[Task description]:
In the copy, include all of the listing exactly and none of its pictures.

[Material for this exercise]:

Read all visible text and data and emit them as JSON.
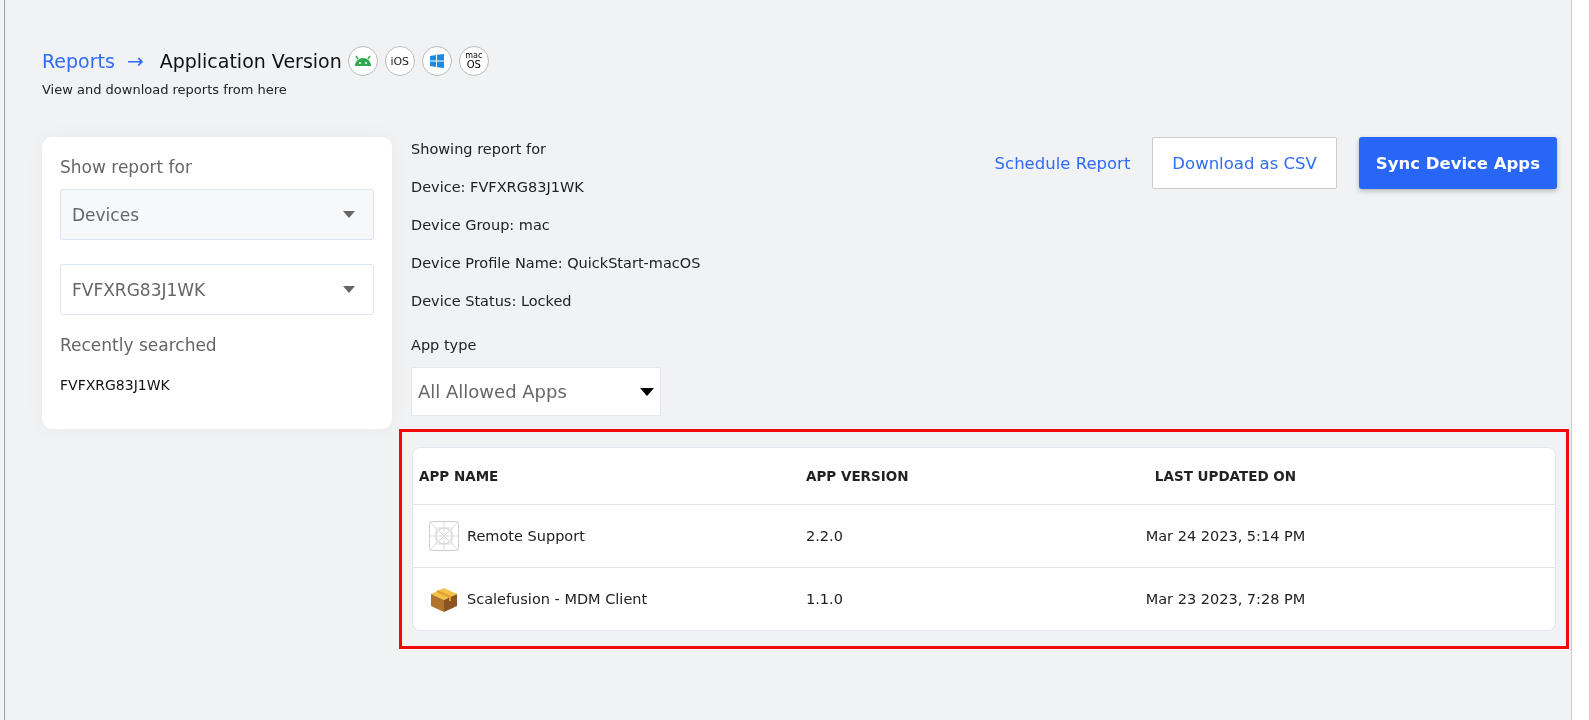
{
  "breadcrumb": {
    "parent": "Reports",
    "separator": "→",
    "current": "Application Version"
  },
  "platforms": [
    {
      "kind": "android"
    },
    {
      "kind": "text",
      "label": "iOS"
    },
    {
      "kind": "windows"
    },
    {
      "kind": "stacked",
      "small": "mac",
      "label": "OS"
    }
  ],
  "subtitle": "View and download reports from here",
  "filter_panel": {
    "title": "Show report for",
    "type_select": {
      "value": "Devices"
    },
    "device_select": {
      "value": "FVFXRG83J1WK"
    },
    "recent_title": "Recently searched",
    "recent": [
      "FVFXRG83J1WK"
    ]
  },
  "report_info": {
    "heading": "Showing report for",
    "lines": [
      "Device: FVFXRG83J1WK",
      "Device Group: mac",
      "Device Profile Name: QuickStart-macOS",
      "Device Status: Locked"
    ],
    "app_type_label": "App type",
    "app_type_value": "All Allowed Apps"
  },
  "actions": [
    {
      "kind": "link",
      "label": "Schedule Report"
    },
    {
      "kind": "outline",
      "label": "Download as CSV"
    },
    {
      "kind": "primary",
      "label": "Sync Device Apps"
    }
  ],
  "table": {
    "columns": [
      "APP NAME",
      "APP VERSION",
      "LAST UPDATED ON"
    ],
    "rows": [
      {
        "kind": "placeholder",
        "name": "Remote Support",
        "version": "2.2.0",
        "updated": "Mar 24 2023, 5:14 PM"
      },
      {
        "kind": "package",
        "name": "Scalefusion - MDM Client",
        "version": "1.1.0",
        "updated": "Mar 23 2023, 7:28 PM"
      }
    ]
  }
}
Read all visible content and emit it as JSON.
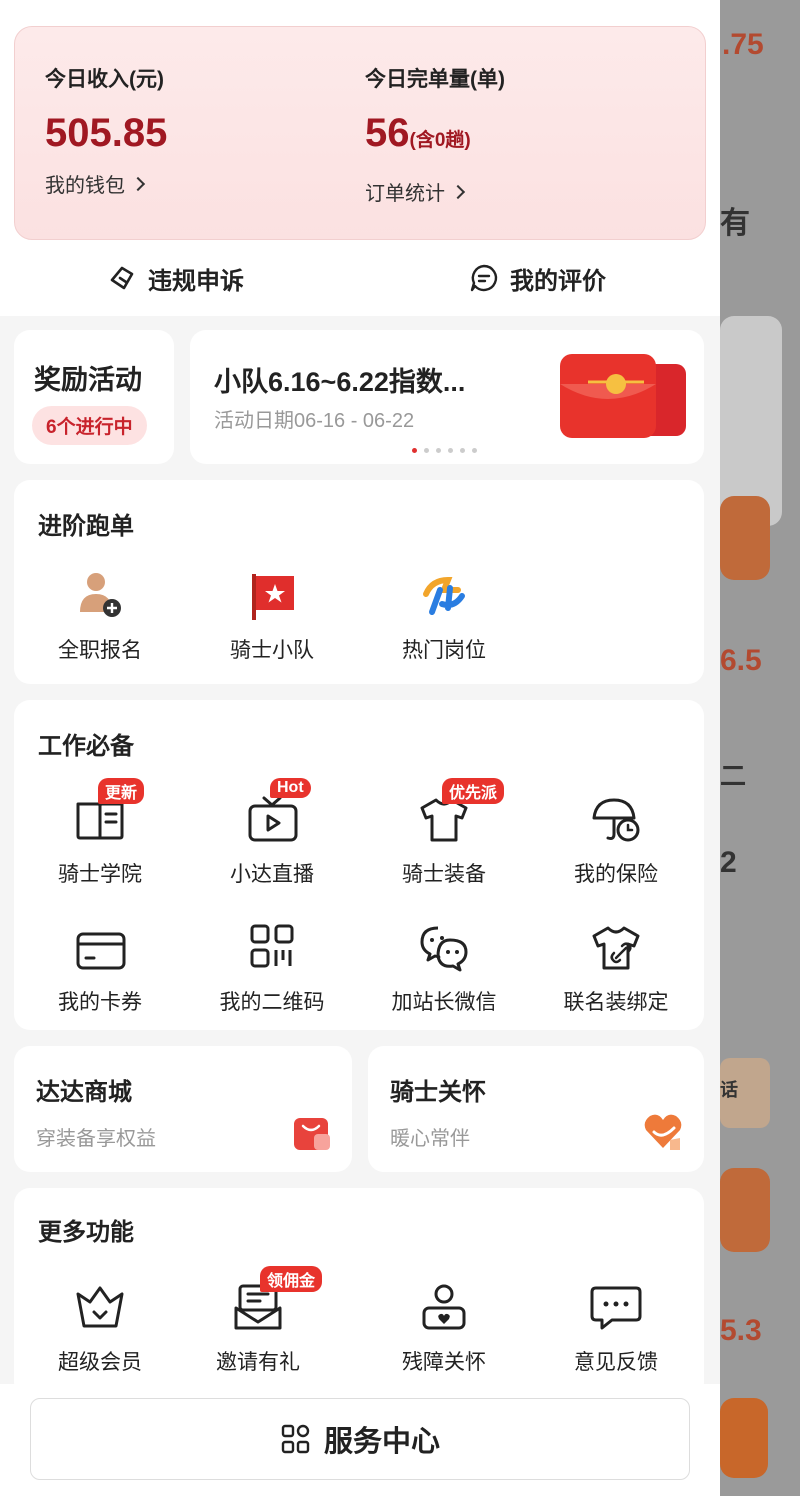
{
  "income": {
    "today_income_label": "今日收入(元)",
    "today_income_value": "505.85",
    "wallet_link": "我的钱包",
    "today_orders_label": "今日完单量(单)",
    "today_orders_value": "56",
    "today_orders_note": "(含0趟)",
    "order_stats_link": "订单统计"
  },
  "quick_actions": {
    "appeal": "违规申诉",
    "rating": "我的评价"
  },
  "reward": {
    "label": "奖励活动",
    "badge": "6个进行中",
    "banner_title": "小队6.16~6.22指数...",
    "banner_date": "活动日期06-16 - 06-22"
  },
  "advanced": {
    "title": "进阶跑单",
    "items": [
      "全职报名",
      "骑士小队",
      "热门岗位"
    ]
  },
  "work": {
    "title": "工作必备",
    "items": [
      {
        "label": "骑士学院",
        "tag": "更新",
        "icon": "book-icon"
      },
      {
        "label": "小达直播",
        "tag": "Hot",
        "icon": "tv-play-icon"
      },
      {
        "label": "骑士装备",
        "tag": "优先派",
        "icon": "tshirt-icon"
      },
      {
        "label": "我的保险",
        "tag": "",
        "icon": "umbrella-clock-icon"
      },
      {
        "label": "我的卡券",
        "tag": "",
        "icon": "card-icon"
      },
      {
        "label": "我的二维码",
        "tag": "",
        "icon": "qrcode-icon"
      },
      {
        "label": "加站长微信",
        "tag": "",
        "icon": "wechat-icon"
      },
      {
        "label": "联名装绑定",
        "tag": "",
        "icon": "tshirt-link-icon"
      }
    ]
  },
  "mall": {
    "title": "达达商城",
    "subtitle": "穿装备享权益"
  },
  "care": {
    "title": "骑士关怀",
    "subtitle": "暖心常伴"
  },
  "more": {
    "title": "更多功能",
    "items": [
      {
        "label": "超级会员",
        "tag": "",
        "icon": "crown-icon"
      },
      {
        "label": "邀请有礼",
        "tag": "领佣金",
        "icon": "mail-invite-icon"
      },
      {
        "label": "残障关怀",
        "tag": "",
        "icon": "person-heart-icon"
      },
      {
        "label": "意见反馈",
        "tag": "",
        "icon": "feedback-icon"
      }
    ]
  },
  "service_center": "服务中心",
  "background_fragments": [
    ".75",
    "有",
    "6.5",
    "二",
    "2",
    "话",
    "5.3"
  ],
  "colors": {
    "accent": "#a01822",
    "tag_red": "#e8332c",
    "card_pink": "#fdeaea"
  }
}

[Result below]:
Read all visible text and data and emit them as JSON.
{
  "breadcrumb": {
    "parent": "Reports",
    "separator": "→",
    "current": "Application Version"
  },
  "platforms": [
    {
      "kind": "android"
    },
    {
      "kind": "text",
      "label": "iOS"
    },
    {
      "kind": "windows"
    },
    {
      "kind": "stacked",
      "small": "mac",
      "label": "OS"
    }
  ],
  "subtitle": "View and download reports from here",
  "filter_panel": {
    "title": "Show report for",
    "type_select": {
      "value": "Devices"
    },
    "device_select": {
      "value": "FVFXRG83J1WK"
    },
    "recent_title": "Recently searched",
    "recent": [
      "FVFXRG83J1WK"
    ]
  },
  "report_info": {
    "heading": "Showing report for",
    "lines": [
      "Device: FVFXRG83J1WK",
      "Device Group: mac",
      "Device Profile Name: QuickStart-macOS",
      "Device Status: Locked"
    ],
    "app_type_label": "App type",
    "app_type_value": "All Allowed Apps"
  },
  "actions": [
    {
      "kind": "link",
      "label": "Schedule Report"
    },
    {
      "kind": "outline",
      "label": "Download as CSV"
    },
    {
      "kind": "primary",
      "label": "Sync Device Apps"
    }
  ],
  "table": {
    "columns": [
      "APP NAME",
      "APP VERSION",
      "LAST UPDATED ON"
    ],
    "rows": [
      {
        "kind": "placeholder",
        "name": "Remote Support",
        "version": "2.2.0",
        "updated": "Mar 24 2023, 5:14 PM"
      },
      {
        "kind": "package",
        "name": "Scalefusion - MDM Client",
        "version": "1.1.0",
        "updated": "Mar 23 2023, 7:28 PM"
      }
    ]
  }
}
Read all visible content and emit it as JSON.
{
  "income": {
    "today_income_label": "今日收入(元)",
    "today_income_value": "505.85",
    "wallet_link": "我的钱包",
    "today_orders_label": "今日完单量(单)",
    "today_orders_value": "56",
    "today_orders_note": "(含0趟)",
    "order_stats_link": "订单统计"
  },
  "quick_actions": {
    "appeal": "违规申诉",
    "rating": "我的评价"
  },
  "reward": {
    "label": "奖励活动",
    "badge": "6个进行中",
    "banner_title": "小队6.16~6.22指数...",
    "banner_date": "活动日期06-16 - 06-22"
  },
  "advanced": {
    "title": "进阶跑单",
    "items": [
      "全职报名",
      "骑士小队",
      "热门岗位"
    ]
  },
  "work": {
    "title": "工作必备",
    "items": [
      {
        "label": "骑士学院",
        "tag": "更新",
        "icon": "book-icon"
      },
      {
        "label": "小达直播",
        "tag": "Hot",
        "icon": "tv-play-icon"
      },
      {
        "label": "骑士装备",
        "tag": "优先派",
        "icon": "tshirt-icon"
      },
      {
        "label": "我的保险",
        "tag": "",
        "icon": "umbrella-clock-icon"
      },
      {
        "label": "我的卡券",
        "tag": "",
        "icon": "card-icon"
      },
      {
        "label": "我的二维码",
        "tag": "",
        "icon": "qrcode-icon"
      },
      {
        "label": "加站长微信",
        "tag": "",
        "icon": "wechat-icon"
      },
      {
        "label": "联名装绑定",
        "tag": "",
        "icon": "tshirt-link-icon"
      }
    ]
  },
  "mall": {
    "title": "达达商城",
    "subtitle": "穿装备享权益"
  },
  "care": {
    "title": "骑士关怀",
    "subtitle": "暖心常伴"
  },
  "more": {
    "title": "更多功能",
    "items": [
      {
        "label": "超级会员",
        "tag": "",
        "icon": "crown-icon"
      },
      {
        "label": "邀请有礼",
        "tag": "领佣金",
        "icon": "mail-invite-icon"
      },
      {
        "label": "残障关怀",
        "tag": "",
        "icon": "person-heart-icon"
      },
      {
        "label": "意见反馈",
        "tag": "",
        "icon": "feedback-icon"
      }
    ]
  },
  "service_center": "服务中心",
  "background_fragments": [
    ".75",
    "有",
    "6.5",
    "二",
    "2",
    "话",
    "5.3"
  ],
  "colors": {
    "accent": "#a01822",
    "tag_red": "#e8332c",
    "card_pink": "#fdeaea"
  }
}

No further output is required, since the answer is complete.